# Problem statement:
Every line of the records that holds the word "Insert" should be copied.

# Data extracts:
▬▬▬

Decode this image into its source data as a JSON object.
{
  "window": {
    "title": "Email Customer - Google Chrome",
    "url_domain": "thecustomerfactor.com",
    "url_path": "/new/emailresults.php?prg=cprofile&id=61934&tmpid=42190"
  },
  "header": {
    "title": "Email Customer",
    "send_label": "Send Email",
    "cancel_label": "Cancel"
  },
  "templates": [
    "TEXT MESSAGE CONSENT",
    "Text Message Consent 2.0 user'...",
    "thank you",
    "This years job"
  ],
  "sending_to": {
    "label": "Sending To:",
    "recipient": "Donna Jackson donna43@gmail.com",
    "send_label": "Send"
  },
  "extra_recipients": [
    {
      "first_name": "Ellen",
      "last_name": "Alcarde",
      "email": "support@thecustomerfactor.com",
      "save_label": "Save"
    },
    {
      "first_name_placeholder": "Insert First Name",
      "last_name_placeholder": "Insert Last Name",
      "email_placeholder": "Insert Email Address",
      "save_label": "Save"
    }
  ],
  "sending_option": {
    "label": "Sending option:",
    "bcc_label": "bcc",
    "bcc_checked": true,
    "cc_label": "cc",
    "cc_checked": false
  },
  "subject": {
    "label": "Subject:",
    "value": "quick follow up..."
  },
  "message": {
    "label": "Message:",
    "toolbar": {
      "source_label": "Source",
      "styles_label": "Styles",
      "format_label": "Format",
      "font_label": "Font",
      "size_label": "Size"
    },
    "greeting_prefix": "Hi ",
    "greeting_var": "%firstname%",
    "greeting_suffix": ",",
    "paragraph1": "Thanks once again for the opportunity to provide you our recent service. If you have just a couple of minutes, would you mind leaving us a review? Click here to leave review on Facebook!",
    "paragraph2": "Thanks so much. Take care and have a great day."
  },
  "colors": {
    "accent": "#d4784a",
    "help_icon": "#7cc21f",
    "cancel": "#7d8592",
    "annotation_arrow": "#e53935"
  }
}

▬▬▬

# Your response:
      "first_name_placeholder": "Insert First Name",
      "last_name_placeholder": "Insert Last Name",
      "email_placeholder": "Insert Email Address",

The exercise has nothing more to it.